Elderly Sart Man (Babaika, Samarkand)
This evocative winter view shows an elderly Babaika (Sart man) with a silver beard and white turban, framed by trees lined with fresh snow. The man is holding a brace of birds for a meal. The bright sunlight creates a shadow pattern throughout the photograph. In the left background is a shed wall made of mud applied to wattle latticework. (A roll of wattle is in the center.) The term “Sart” has various meanings and was used at the time to refer to town dwellers, as well as to people who inhabited this area before the coming of Uzbek tribes in the 16th century. The image is by Russian photographer Sergei Mikhailovich Prokudin-Gorskii (1863–1944), who used a special color photography process to create a visual record of the Russian Empire in the early 20th century. Some of Prokudin-Gorskii’s photographs date from about 1905, but the bulk of his work is from between 1909 and 1915, when, with the support of Tsar Nicholas II and the Ministry of Transportation, he undertook extended trips through many different parts of the empire. He was interested in recently acquired territories of the Russian Empire such as Turkestan (present-day Uzbekistan and neighboring states), which he visited on a number of occasions, including a trip in January 1907 and two trips in 1911. Turkestan appealed to him not only for its Islamic architecture but also for scenes of local life in places such as Samarkand.

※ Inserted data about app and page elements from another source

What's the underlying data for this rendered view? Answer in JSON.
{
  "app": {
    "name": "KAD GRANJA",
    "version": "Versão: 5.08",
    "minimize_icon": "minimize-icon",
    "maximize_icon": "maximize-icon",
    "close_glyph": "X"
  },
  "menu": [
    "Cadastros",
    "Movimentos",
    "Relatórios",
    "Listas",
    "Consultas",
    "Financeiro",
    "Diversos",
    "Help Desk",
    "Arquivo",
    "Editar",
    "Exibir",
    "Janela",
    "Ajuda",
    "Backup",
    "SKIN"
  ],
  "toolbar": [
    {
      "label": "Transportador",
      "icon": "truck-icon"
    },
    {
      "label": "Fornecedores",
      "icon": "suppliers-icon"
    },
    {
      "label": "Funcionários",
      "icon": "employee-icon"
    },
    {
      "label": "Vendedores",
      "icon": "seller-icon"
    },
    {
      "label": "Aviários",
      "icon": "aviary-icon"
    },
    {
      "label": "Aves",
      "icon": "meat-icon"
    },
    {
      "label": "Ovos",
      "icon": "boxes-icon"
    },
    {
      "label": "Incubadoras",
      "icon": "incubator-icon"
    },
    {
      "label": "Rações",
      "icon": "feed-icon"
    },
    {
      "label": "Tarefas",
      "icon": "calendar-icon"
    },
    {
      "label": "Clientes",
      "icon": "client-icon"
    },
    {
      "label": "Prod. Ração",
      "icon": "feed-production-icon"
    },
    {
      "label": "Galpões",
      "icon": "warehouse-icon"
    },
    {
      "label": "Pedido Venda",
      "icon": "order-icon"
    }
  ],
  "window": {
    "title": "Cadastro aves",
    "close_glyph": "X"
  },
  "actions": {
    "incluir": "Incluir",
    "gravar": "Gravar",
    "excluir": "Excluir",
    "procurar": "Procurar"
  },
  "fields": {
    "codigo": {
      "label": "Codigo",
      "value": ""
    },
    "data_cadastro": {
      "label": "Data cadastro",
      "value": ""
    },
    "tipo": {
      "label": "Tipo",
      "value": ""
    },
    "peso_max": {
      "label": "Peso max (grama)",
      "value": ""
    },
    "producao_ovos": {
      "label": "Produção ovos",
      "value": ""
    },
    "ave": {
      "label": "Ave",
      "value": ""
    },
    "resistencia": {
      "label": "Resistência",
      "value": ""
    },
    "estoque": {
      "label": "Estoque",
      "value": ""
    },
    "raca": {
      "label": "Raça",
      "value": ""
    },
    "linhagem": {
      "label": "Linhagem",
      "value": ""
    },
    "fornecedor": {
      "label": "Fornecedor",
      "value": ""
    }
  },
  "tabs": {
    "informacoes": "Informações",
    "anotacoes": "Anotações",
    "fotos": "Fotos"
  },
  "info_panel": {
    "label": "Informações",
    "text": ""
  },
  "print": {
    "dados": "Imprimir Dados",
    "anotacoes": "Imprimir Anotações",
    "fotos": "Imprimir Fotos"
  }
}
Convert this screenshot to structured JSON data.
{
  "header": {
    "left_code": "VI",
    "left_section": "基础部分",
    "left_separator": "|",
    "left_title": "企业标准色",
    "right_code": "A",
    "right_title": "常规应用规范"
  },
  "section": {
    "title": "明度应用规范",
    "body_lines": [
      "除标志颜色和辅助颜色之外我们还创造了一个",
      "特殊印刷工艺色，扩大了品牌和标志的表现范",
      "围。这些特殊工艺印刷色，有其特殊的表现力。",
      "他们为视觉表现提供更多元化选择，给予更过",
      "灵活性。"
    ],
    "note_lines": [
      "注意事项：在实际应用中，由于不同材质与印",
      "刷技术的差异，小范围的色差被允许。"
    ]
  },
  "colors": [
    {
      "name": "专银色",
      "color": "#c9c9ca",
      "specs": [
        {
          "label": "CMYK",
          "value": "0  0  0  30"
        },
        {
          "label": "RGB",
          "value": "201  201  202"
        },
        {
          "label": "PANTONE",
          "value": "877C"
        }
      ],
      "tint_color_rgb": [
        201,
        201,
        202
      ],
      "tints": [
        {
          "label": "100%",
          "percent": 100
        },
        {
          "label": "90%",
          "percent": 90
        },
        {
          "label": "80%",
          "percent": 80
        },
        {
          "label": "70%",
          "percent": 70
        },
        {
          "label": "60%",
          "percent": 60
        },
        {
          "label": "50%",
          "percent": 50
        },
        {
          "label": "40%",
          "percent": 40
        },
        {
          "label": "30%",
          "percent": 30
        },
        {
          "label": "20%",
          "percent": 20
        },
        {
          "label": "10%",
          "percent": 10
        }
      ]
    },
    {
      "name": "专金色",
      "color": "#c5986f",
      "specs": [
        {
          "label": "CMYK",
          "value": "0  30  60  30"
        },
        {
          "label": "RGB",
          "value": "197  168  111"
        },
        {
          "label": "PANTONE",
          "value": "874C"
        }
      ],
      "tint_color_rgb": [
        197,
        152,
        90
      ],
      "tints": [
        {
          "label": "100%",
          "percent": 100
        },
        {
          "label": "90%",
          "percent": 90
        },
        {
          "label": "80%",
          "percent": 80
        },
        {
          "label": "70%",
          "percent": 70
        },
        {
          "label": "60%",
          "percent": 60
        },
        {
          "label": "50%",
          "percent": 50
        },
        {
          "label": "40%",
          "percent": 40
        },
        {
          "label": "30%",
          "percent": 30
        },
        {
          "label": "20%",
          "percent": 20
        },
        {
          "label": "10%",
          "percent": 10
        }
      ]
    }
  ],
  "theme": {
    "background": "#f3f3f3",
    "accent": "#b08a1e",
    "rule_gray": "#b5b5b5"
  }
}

- acku Afghanistan
- Image Size
- 1800x1689 / 598.7KB
- Contained in galleries